During the 2007-2008 flu season, an early version of Google Flu Trends was used to share results each week with the Epidemiology and Prevention Branch of the Influenza Division at CDC. Across each of the nine surveillance regions of the United States, we were able to accurately estimate current flu levels one to two weeks faster than published CDC reports.
The data goes back to 2003 and has been cross-referenced with survey data from the Centers for Disease Control. While all of this may seem a bit “big brothery”, Google assures us that they don’t use personally identifiable information to create their flu estimates, “only aggregated search queries are used to provide Google Flu Trends”.
Taking into account the World Health Organization’s overview on influenza GFT starts to seem like a pretty damn good idea:
Influenza rapidly spreads around the world in seasonal epidemics and imposes a considerable economic burden in the form of hospital and other health care costs and lost productivity. In the United States of America, for example, recent estimates put the cost of influenza epidemics to the economy at $71-167 billion per year.

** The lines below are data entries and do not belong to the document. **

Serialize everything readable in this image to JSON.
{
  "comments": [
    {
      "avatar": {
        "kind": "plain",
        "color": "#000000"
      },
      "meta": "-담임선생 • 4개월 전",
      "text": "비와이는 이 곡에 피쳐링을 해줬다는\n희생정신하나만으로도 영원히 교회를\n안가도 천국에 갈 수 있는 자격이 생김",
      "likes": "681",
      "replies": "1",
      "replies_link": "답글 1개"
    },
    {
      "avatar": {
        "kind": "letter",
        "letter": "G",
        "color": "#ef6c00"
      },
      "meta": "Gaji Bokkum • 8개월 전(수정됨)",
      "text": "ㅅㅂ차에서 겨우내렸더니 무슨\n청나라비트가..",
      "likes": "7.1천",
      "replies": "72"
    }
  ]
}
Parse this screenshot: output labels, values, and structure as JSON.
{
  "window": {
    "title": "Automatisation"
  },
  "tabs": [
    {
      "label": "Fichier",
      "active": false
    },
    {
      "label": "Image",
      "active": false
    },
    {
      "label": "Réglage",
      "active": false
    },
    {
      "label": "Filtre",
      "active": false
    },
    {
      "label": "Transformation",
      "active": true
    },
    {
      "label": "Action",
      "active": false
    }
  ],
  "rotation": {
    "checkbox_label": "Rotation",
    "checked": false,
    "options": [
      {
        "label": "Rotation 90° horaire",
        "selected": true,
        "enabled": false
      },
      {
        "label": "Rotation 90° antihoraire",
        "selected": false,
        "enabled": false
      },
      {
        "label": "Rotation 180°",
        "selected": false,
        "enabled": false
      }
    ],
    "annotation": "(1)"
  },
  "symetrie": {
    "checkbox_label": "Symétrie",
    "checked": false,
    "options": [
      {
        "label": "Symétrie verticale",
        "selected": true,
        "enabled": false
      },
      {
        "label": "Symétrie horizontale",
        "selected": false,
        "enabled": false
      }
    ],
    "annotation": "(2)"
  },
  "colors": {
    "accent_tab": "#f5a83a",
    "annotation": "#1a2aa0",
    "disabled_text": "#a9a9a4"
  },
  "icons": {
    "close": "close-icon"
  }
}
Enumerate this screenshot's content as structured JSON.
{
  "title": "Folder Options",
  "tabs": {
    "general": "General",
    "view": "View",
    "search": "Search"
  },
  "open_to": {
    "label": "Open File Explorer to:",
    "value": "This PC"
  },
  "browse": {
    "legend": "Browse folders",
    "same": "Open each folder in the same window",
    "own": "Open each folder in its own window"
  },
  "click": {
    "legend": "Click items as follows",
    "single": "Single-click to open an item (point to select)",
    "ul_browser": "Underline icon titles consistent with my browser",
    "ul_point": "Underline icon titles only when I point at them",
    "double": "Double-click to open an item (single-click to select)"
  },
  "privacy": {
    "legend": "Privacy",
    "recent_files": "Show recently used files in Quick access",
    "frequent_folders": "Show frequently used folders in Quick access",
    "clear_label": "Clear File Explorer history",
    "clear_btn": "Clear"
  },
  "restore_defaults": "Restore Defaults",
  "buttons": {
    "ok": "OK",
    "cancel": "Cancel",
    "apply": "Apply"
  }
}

In case you haven’t noticed lately our economy is pretty effed up. If anonymous Google searches can help the CDC identify outbreaks up to two weeks faster and potentially prevent further spreading it seems as though the end may justify the means.